World War II: Canada and the Road to Japanese Internment.
As an American now attending University in Canada, this is the first time I have ever heard of Japanese Internment anywhere other than the United States. This is my first Canadian History course, and throughout the course I have found so much of the history parallels with American History. I also find a lot of Canadian History excluded from American History, but why? When the United States is so closely tied to Canada, even though it may seem that American History should only deal with events concerning America and vice versa. But after analyzing these two scholarly articles about Japanese Internment in Canada, American and Canadian influence on the Japanese during World War II was basically one in the same. Whatever moves the United States made, Canada tried to follow in their footsteps and vice versa as well. The shared west coast of America and Canada played a major role concerning the ties between American and Canadian History.
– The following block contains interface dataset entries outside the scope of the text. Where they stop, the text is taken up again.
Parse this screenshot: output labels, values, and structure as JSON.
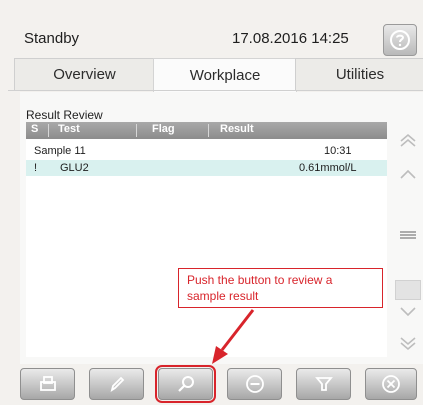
{
  "header": {
    "status": "Standby",
    "datetime": "17.08.2016 14:25",
    "help_icon": "help-icon"
  },
  "tabs": [
    {
      "label": "Overview",
      "active": false
    },
    {
      "label": "Workplace",
      "active": true
    },
    {
      "label": "Utilities",
      "active": false
    }
  ],
  "result_review": {
    "title": "Result Review",
    "columns": [
      "S",
      "Test",
      "Flag",
      "Result"
    ],
    "rows": [
      {
        "s": "",
        "test": "Sample 11",
        "flag": "",
        "result": "10:31",
        "selected": false
      },
      {
        "s": "!",
        "test": "GLU2",
        "flag": "",
        "result": "0.61mmol/L",
        "selected": true
      }
    ]
  },
  "scroll": {
    "icons": [
      "double-chevron-up-icon",
      "chevron-up-icon",
      "list-icon",
      "chevron-down-icon",
      "double-chevron-down-icon"
    ]
  },
  "callout": {
    "text": "Push the button to review a sample result",
    "color": "#d8242b"
  },
  "toolbar": {
    "icons": [
      "print-icon",
      "pencil-icon",
      "magnifier-icon",
      "minus-circle-icon",
      "filter-icon",
      "close-circle-icon"
    ],
    "highlighted": "magnifier-icon"
  }
}
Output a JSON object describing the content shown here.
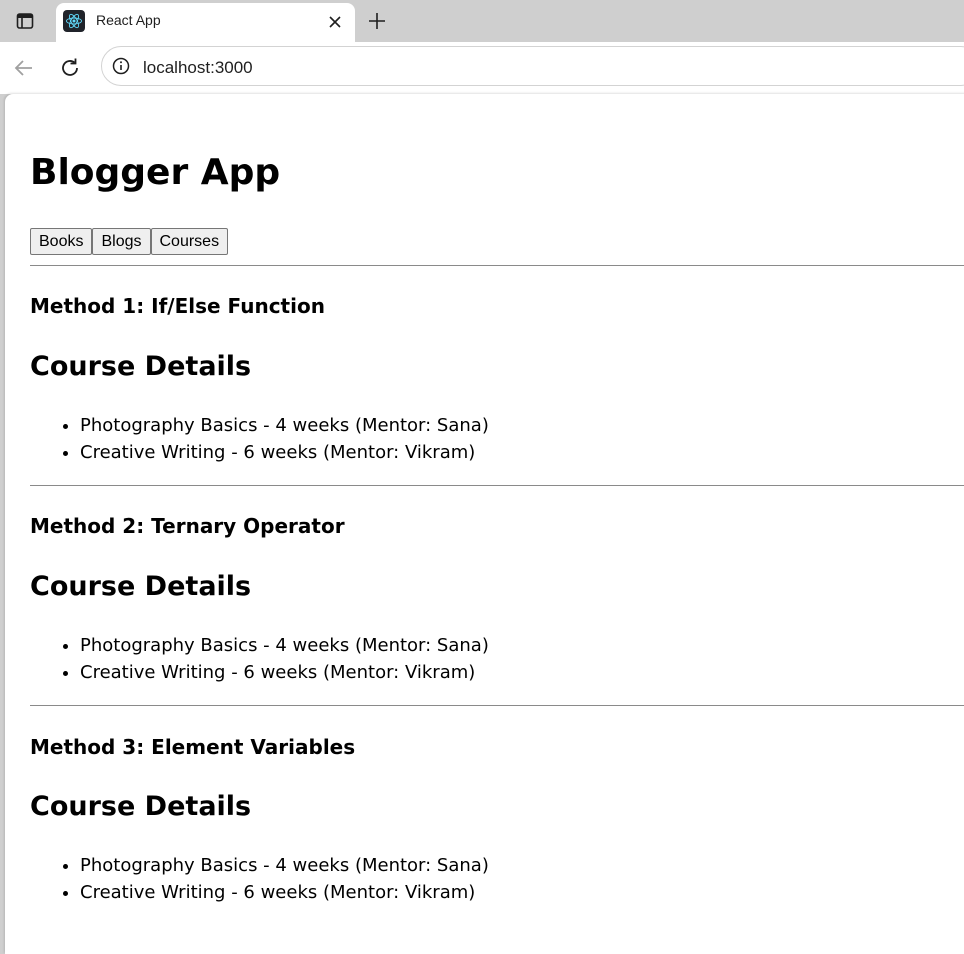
{
  "browser": {
    "tab_title": "React App",
    "url": "localhost:3000",
    "icons": {
      "tab_actions": "tab-actions-icon",
      "favicon": "react-logo-icon",
      "close": "close-icon",
      "new_tab": "plus-icon",
      "back": "back-arrow-icon",
      "reload": "reload-icon",
      "site_info": "info-icon"
    }
  },
  "page": {
    "title": "Blogger App",
    "buttons": [
      "Books",
      "Blogs",
      "Courses"
    ],
    "sections": [
      {
        "method": "Method 1: If/Else Function",
        "heading": "Course Details",
        "items": [
          "Photography Basics - 4 weeks (Mentor: Sana)",
          "Creative Writing - 6 weeks (Mentor: Vikram)"
        ]
      },
      {
        "method": "Method 2: Ternary Operator",
        "heading": "Course Details",
        "items": [
          "Photography Basics - 4 weeks (Mentor: Sana)",
          "Creative Writing - 6 weeks (Mentor: Vikram)"
        ]
      },
      {
        "method": "Method 3: Element Variables",
        "heading": "Course Details",
        "items": [
          "Photography Basics - 4 weeks (Mentor: Sana)",
          "Creative Writing - 6 weeks (Mentor: Vikram)"
        ]
      }
    ]
  }
}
Even though this information is somewhat irrelevant to what will be discussed in this paper, I still believe it has major importance that Canadian History should be recognized in the United States and this is a prime example of why it should be. .
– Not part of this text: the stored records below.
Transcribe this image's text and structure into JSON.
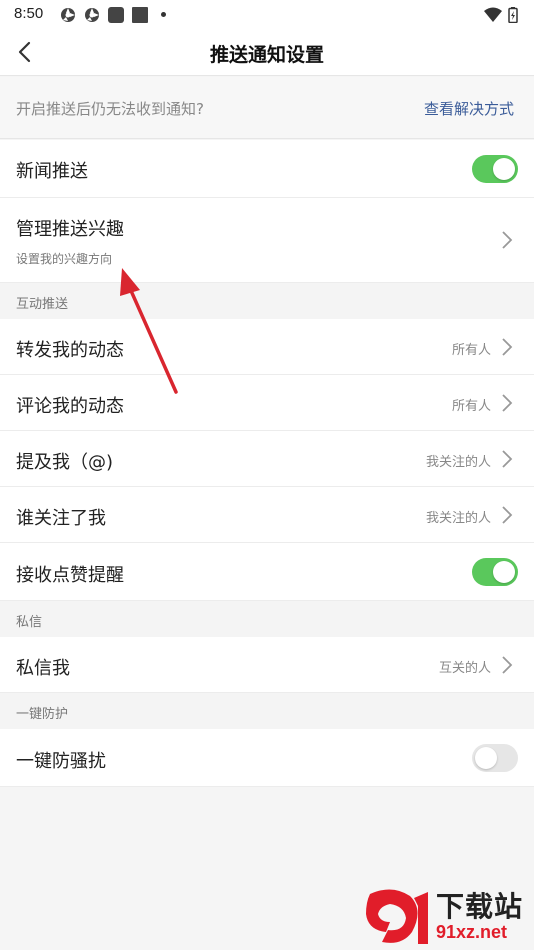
{
  "status_bar": {
    "time": "8:50"
  },
  "header": {
    "title": "推送通知设置"
  },
  "tip": {
    "text": "开启推送后仍无法收到通知?",
    "link": "查看解决方式"
  },
  "rows": {
    "news_push": {
      "label": "新闻推送",
      "toggle": "on"
    },
    "manage_interest": {
      "label": "管理推送兴趣",
      "sub": "设置我的兴趣方向"
    },
    "repost": {
      "label": "转发我的动态",
      "value": "所有人"
    },
    "comment": {
      "label": "评论我的动态",
      "value": "所有人"
    },
    "mention": {
      "label": "提及我（@)",
      "value": "我关注的人"
    },
    "follow": {
      "label": "谁关注了我",
      "value": "我关注的人"
    },
    "likes": {
      "label": "接收点赞提醒",
      "toggle": "on"
    },
    "dm": {
      "label": "私信我",
      "value": "互关的人"
    },
    "anti_harass": {
      "label": "一键防骚扰",
      "toggle": "off"
    }
  },
  "sections": {
    "interaction": "互动推送",
    "private": "私信",
    "protect": "一键防护"
  },
  "watermark": {
    "line1": "下载站",
    "line2": "91xz.net"
  },
  "colors": {
    "toggle_on": "#5ac85c",
    "link": "#3b5c99",
    "annotation_arrow": "#d9262f",
    "watermark_red": "#e11d2a"
  }
}
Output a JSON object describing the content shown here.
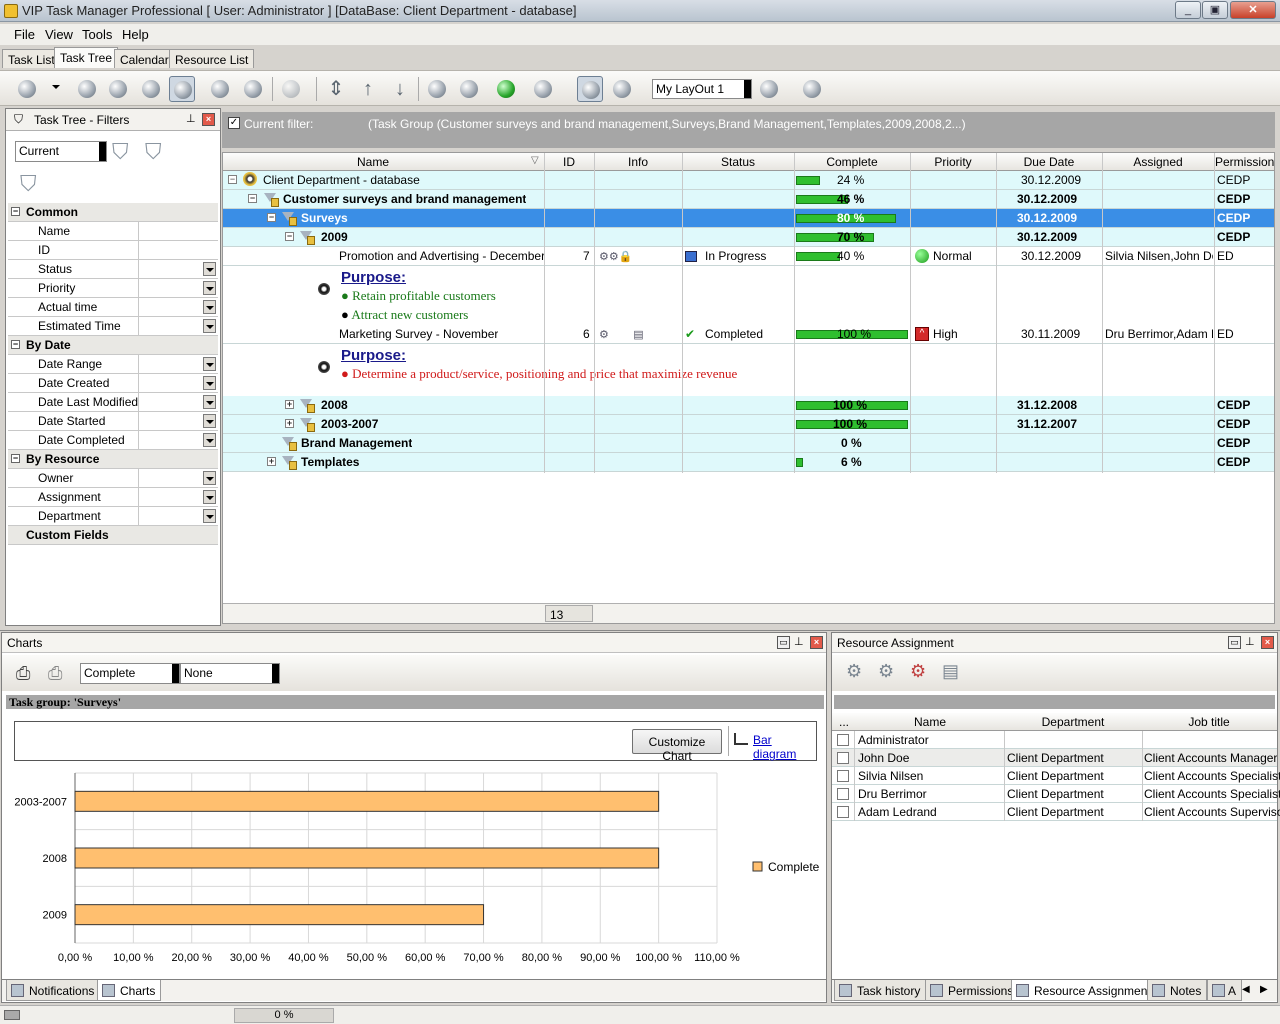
{
  "window": {
    "title": "VIP Task Manager Professional [ User: Administrator ] [DataBase: Client Department - database]"
  },
  "menu": [
    "File",
    "View",
    "Tools",
    "Help"
  ],
  "tabs": [
    "Task List",
    "Task Tree",
    "Calendar",
    "Resource List"
  ],
  "toolbar": {
    "layout_select": "My LayOut 1"
  },
  "filters_panel": {
    "title": "Task Tree - Filters",
    "current_select": "Current",
    "sections": [
      {
        "label": "Common",
        "items": [
          "Name",
          "ID",
          "Status",
          "Priority",
          "Actual time",
          "Estimated Time"
        ]
      },
      {
        "label": "By Date",
        "items": [
          "Date Range",
          "Date Created",
          "Date Last Modified",
          "Date Started",
          "Date Completed"
        ]
      },
      {
        "label": "By Resource",
        "items": [
          "Owner",
          "Assignment",
          "Department"
        ]
      },
      {
        "label": "Custom Fields",
        "items": []
      }
    ]
  },
  "filter_bar": {
    "label": "Current filter:",
    "value": "(Task Group  (Customer surveys and brand management,Surveys,Brand Management,Templates,2009,2008,2...)"
  },
  "grid": {
    "columns": [
      "Name",
      "ID",
      "Info",
      "Status",
      "Complete",
      "Priority",
      "Due Date",
      "Assigned",
      "Permission"
    ],
    "rows": {
      "r0": {
        "name": "Client Department - database",
        "complete": "24 %",
        "due": "30.12.2009",
        "perm": "CEDP",
        "pct": 24
      },
      "r1": {
        "name": "Customer surveys and brand management",
        "complete": "46 %",
        "due": "30.12.2009",
        "perm": "CEDP",
        "pct": 46
      },
      "r2": {
        "name": "Surveys",
        "complete": "80 %",
        "due": "30.12.2009",
        "perm": "CEDP",
        "pct": 80
      },
      "r3": {
        "name": "2009",
        "complete": "70 %",
        "due": "30.12.2009",
        "perm": "CEDP",
        "pct": 70
      },
      "r4": {
        "name": "Promotion and Advertising - December",
        "id": "7",
        "status": "In Progress",
        "complete": "40 %",
        "priority": "Normal",
        "due": "30.12.2009",
        "assigned": "Silvia Nilsen,John Doe",
        "perm": "ED",
        "pct": 40
      },
      "n1": {
        "title": "Purpose:",
        "bullets": [
          "Retain profitable customers",
          "Attract new customers"
        ]
      },
      "r5": {
        "name": "Marketing Survey - November",
        "id": "6",
        "status": "Completed",
        "complete": "100 %",
        "priority": "High",
        "due": "30.11.2009",
        "assigned": "Dru Berrimor,Adam Lec",
        "perm": "ED",
        "pct": 100
      },
      "n2": {
        "title": "Purpose:",
        "bullets": [
          "Determine a product/service, positioning and price that maximize revenue"
        ]
      },
      "r6": {
        "name": "2008",
        "complete": "100 %",
        "due": "31.12.2008",
        "perm": "CEDP",
        "pct": 100
      },
      "r7": {
        "name": "2003-2007",
        "complete": "100 %",
        "due": "31.12.2007",
        "perm": "CEDP",
        "pct": 100
      },
      "r8": {
        "name": "Brand Management",
        "complete": "0 %",
        "perm": "CEDP",
        "pct": 0
      },
      "r9": {
        "name": "Templates",
        "complete": "6 %",
        "perm": "CEDP",
        "pct": 6
      }
    },
    "footer_count": "13"
  },
  "charts_panel": {
    "title": "Charts",
    "select1": "Complete",
    "select2": "None",
    "group_label": "Task group: 'Surveys'",
    "customize_button": "Customize Chart",
    "diagram_link": "Bar diagram"
  },
  "chart_data": {
    "type": "bar",
    "orientation": "horizontal",
    "categories": [
      "2003-2007",
      "2008",
      "2009"
    ],
    "series": [
      {
        "name": "Complete",
        "values": [
          100,
          100,
          70
        ],
        "color": "#ffbf6f"
      }
    ],
    "xlim": [
      0,
      110
    ],
    "xticks": [
      "0,00 %",
      "10,00 %",
      "20,00 %",
      "30,00 %",
      "40,00 %",
      "50,00 %",
      "60,00 %",
      "70,00 %",
      "80,00 %",
      "90,00 %",
      "100,00 %",
      "110,00 %"
    ],
    "grid": true,
    "legend": "right"
  },
  "resource_panel": {
    "title": "Resource Assignment",
    "columns": [
      "...",
      "Name",
      "Department",
      "Job title"
    ],
    "rows": [
      {
        "name": "Administrator",
        "dept": "",
        "job": ""
      },
      {
        "name": "John Doe",
        "dept": "Client Department",
        "job": "Client Accounts Manager"
      },
      {
        "name": "Silvia Nilsen",
        "dept": "Client Department",
        "job": "Client Accounts Specialist"
      },
      {
        "name": "Dru Berrimor",
        "dept": "Client Department",
        "job": "Client Accounts Specialist"
      },
      {
        "name": "Adam Ledrand",
        "dept": "Client Department",
        "job": "Client Accounts Supervisor"
      }
    ]
  },
  "bottom_tabs_left": [
    "Notifications",
    "Charts"
  ],
  "bottom_tabs_right": [
    "Task history",
    "Permissions",
    "Resource Assignment",
    "Notes",
    "A"
  ],
  "statusbar": {
    "progress": "0 %"
  }
}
In August 1944 Prime Minister King told the House of Commons that "no person of Japanese race born in Canada has been charged with any act of sabotage of disloyalty during the years of war." In his account, Ken Adachi added that "no alien Japanese or naturalized citizen had ever been found guilty of the same crime." Those statements are undoubtedly true, but they do not tell the whole story. (Granastein and Johnson 111).
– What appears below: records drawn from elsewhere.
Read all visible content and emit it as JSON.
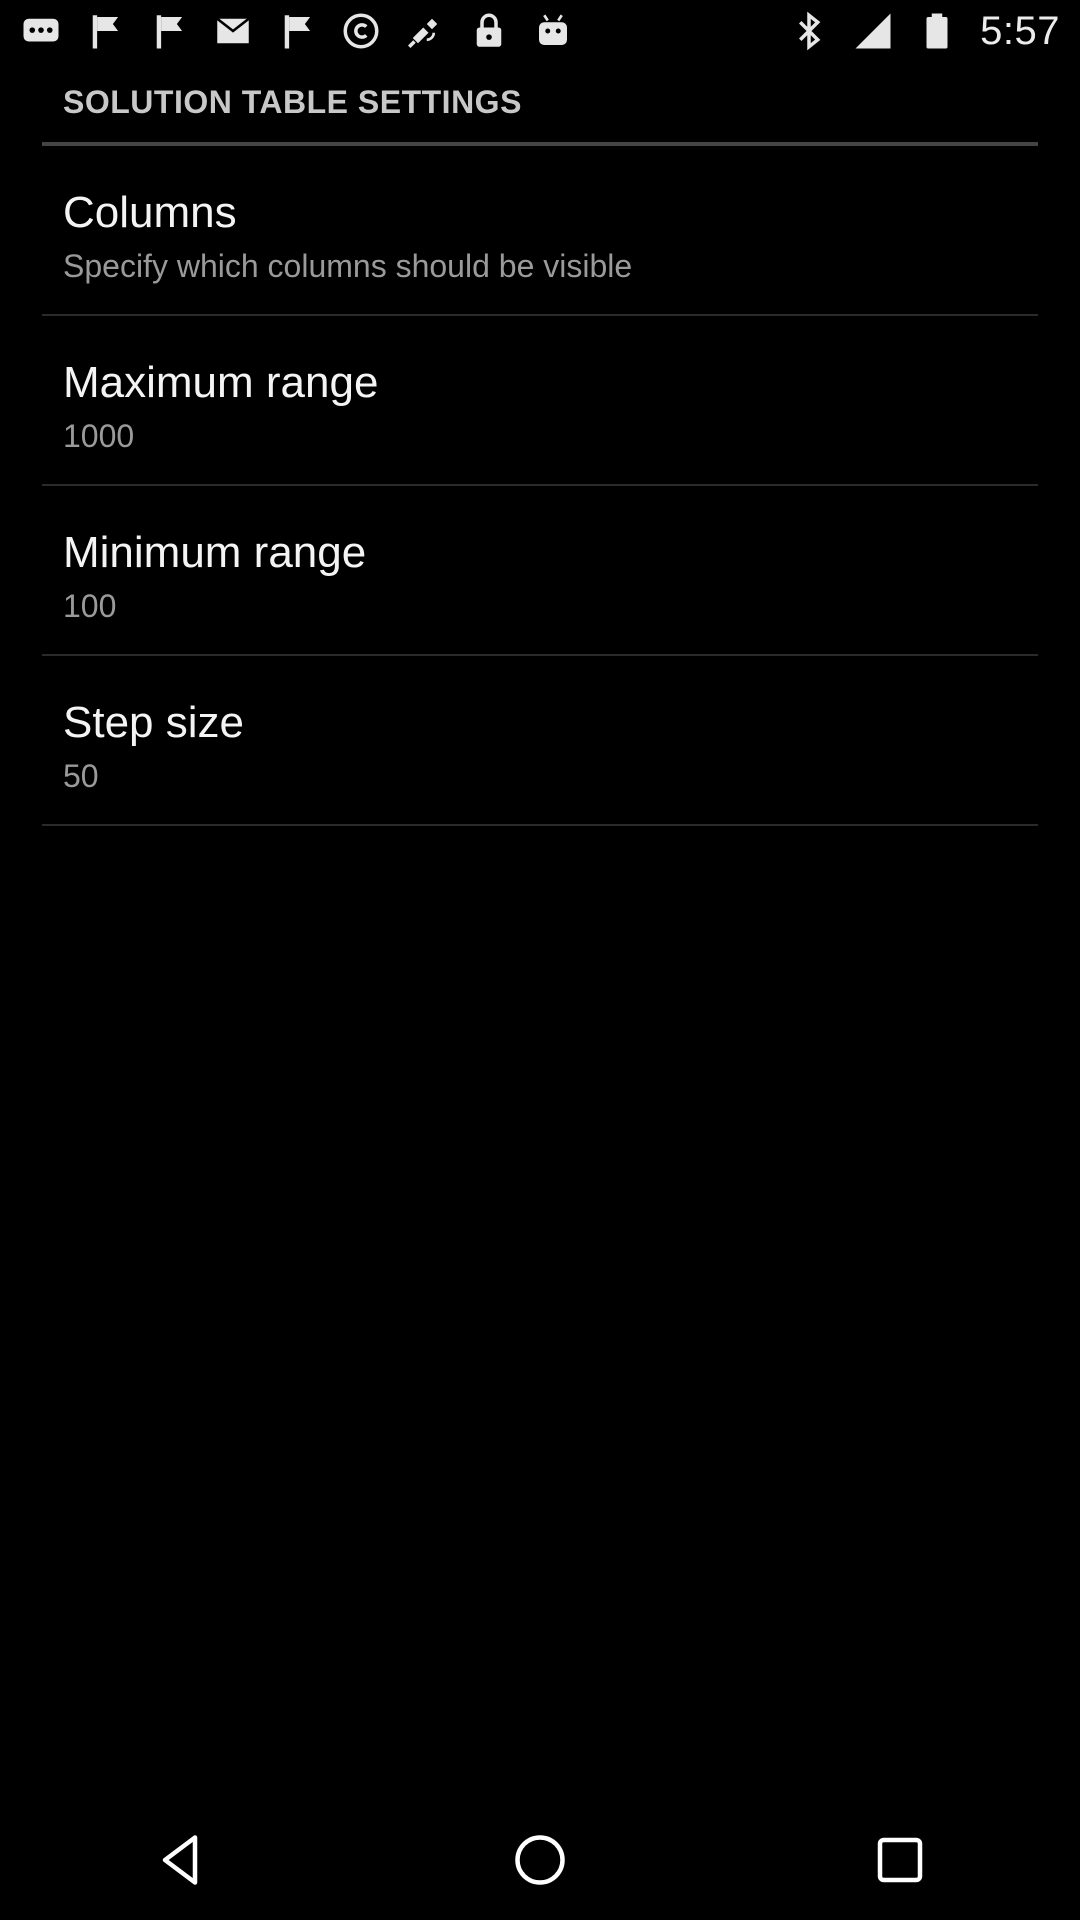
{
  "status_bar": {
    "time": "5:57",
    "left_icons": [
      "messages-icon",
      "flag-icon",
      "flag-icon",
      "mail-icon",
      "flag-icon",
      "copyright-icon",
      "fake-gps-satellite-icon",
      "lock-icon",
      "android-icon"
    ],
    "right_icons": [
      "bluetooth-icon",
      "signal-icon",
      "battery-icon"
    ]
  },
  "settings": {
    "section_title": "SOLUTION TABLE SETTINGS",
    "items": [
      {
        "title": "Columns",
        "summary": "Specify which columns should be visible"
      },
      {
        "title": "Maximum range",
        "summary": "1000"
      },
      {
        "title": "Minimum range",
        "summary": "100"
      },
      {
        "title": "Step size",
        "summary": "50"
      }
    ]
  },
  "nav_bar": {
    "buttons": [
      "back-icon",
      "home-icon",
      "recents-icon"
    ]
  },
  "colors": {
    "background": "#000000",
    "title_text": "#f4f4f4",
    "summary_text": "#9a9a9a",
    "header_text": "#c8c8c8"
  }
}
These two articles, "British Columbia and the Japanese Evacuation" and "The Evacuation of the Japanese Canadians, 1942: A Realist Critique of the Received Version", do tell us the whole story. Both show the hysteria and hatred of the Japanese in Canada during World War II, but they demonstrate how in various ways.